A few friends have asked me how the book is doing, and in various polite ways, why I spent time writing it given that:
- I used to have a publisher I was working with, so they think I did it for money only
- the general state of book-writing in 2021
- the general state of the world
These are great questions, because writing a book is a ton of work and not nearly as profitable as other pursuits.
I did it for a few reasons:
I felt compelled to help
I hear all the time about people having issues working from home. I was talking to a professional contact the other day, and they mentioned that they have heard that one of the main drivers of employees and employers wanting to return to the office is driven by married men who are having trouble working around their wife and kids. That makes me incredibly sad, and makes me want to help those people to figure out how to balance it all, because it will be better for them if they can.
In the book, I have an entire chapter on how to balance family life and work life when do both in the same house. In it is this paragraph:
You hear it so often it is a cliché, but your time with your children goes by fast. The Halloween years, roughly ages 2 - 12, when they want to dress up but before they think it is lame, are powerful in a child's life, and you cannot repeat them. For most of us, these same years are when we are most focused on earning income. The overlap of so many hours away from your children just when you can influence is brutal and challenging. Working from home is one of the most powerful tools to gain time during those years.
I think figuring out how to work remotely is a potential big deal, a life-changing chapter in your life story, like it has been in mine. I want to help more people try it.
I wanted to know what it felt like to bake from scratch
I've worked as an employee, a contractor, a consultant. Plenty of 1099s, W2s, but I've never felt like I created something from whole cloth. I've never baked from scratch.
For this project I came up with everything, wrote everything, figured out landing pages, email lists, ghost blogging software, twitter engagement (a little), and how to write marketing copy. I designed the cover of the book, and figured out how to generate pretty PDF, kindle, and ePub formats and sell those directly to readers on the Internet.
This is the first time in my life I felt like I made money on the Internet in full-creator manner. I wanted to know what that felt like. I learned a ton, and it felt great.
I published a stupid comedy book a few years ago. I published it because I had written some things for McSweeney's Internet Tendency over the years (In 2020 year I broke my 6 year streak of having 1 post per year) and some other pieces I didn't think were good enough to submit. I loved doing it; writing is fun for me even though I know how much better I could be at it. Not all hobbies are for money-making.
I was writing one day in my office and my daughter was playing and I asked her if I should put all this stuff in a book and publish it and she said "yeah, sure". So I named the book that. She was 3 years old at the time; I don't always recommend following advice from someone so young, but every once in a while they are great counselors. They are without fear.
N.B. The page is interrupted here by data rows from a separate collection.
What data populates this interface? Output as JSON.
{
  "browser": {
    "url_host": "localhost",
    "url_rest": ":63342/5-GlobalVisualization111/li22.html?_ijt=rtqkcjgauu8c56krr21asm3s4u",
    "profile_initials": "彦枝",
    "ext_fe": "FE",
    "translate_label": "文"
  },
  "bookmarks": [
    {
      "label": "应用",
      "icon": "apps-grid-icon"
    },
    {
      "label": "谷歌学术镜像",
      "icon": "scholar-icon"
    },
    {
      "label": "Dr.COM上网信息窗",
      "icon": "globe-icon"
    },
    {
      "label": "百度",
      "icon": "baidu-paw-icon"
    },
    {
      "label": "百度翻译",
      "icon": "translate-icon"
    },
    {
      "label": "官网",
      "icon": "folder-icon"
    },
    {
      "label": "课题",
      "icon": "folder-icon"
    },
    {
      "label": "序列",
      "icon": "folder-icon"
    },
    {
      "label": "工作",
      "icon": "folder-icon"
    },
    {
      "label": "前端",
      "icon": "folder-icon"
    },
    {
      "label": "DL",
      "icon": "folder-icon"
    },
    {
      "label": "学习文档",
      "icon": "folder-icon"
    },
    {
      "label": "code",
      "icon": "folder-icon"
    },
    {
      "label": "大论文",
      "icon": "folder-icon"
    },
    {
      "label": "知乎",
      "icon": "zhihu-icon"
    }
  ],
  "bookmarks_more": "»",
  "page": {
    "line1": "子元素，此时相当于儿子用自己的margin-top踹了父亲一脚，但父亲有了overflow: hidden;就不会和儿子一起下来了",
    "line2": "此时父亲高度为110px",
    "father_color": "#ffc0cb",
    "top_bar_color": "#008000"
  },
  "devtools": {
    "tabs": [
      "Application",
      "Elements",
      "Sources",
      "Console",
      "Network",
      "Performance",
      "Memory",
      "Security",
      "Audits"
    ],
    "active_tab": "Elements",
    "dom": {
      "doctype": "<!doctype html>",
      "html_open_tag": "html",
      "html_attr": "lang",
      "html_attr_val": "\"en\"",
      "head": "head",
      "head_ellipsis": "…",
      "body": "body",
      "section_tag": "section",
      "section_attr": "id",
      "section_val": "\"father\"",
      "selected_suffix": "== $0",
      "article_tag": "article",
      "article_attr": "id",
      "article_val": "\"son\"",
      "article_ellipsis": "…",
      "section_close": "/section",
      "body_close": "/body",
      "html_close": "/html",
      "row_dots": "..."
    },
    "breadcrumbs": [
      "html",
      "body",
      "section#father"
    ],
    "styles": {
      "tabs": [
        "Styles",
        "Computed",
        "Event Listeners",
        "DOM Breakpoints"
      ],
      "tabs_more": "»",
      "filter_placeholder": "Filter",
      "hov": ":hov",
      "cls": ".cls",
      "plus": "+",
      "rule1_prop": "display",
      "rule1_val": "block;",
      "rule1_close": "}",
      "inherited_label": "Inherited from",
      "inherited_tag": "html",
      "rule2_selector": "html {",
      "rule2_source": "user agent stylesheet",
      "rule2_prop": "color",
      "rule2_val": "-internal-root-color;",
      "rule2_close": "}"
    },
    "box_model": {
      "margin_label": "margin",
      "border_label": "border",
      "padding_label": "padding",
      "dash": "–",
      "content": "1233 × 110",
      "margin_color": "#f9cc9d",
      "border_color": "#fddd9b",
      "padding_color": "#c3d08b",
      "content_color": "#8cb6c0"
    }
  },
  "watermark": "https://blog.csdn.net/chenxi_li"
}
If you are looking for true advice from someone who understands the struggle of remote work and has actual useful advice, check out Navigating Remote Work.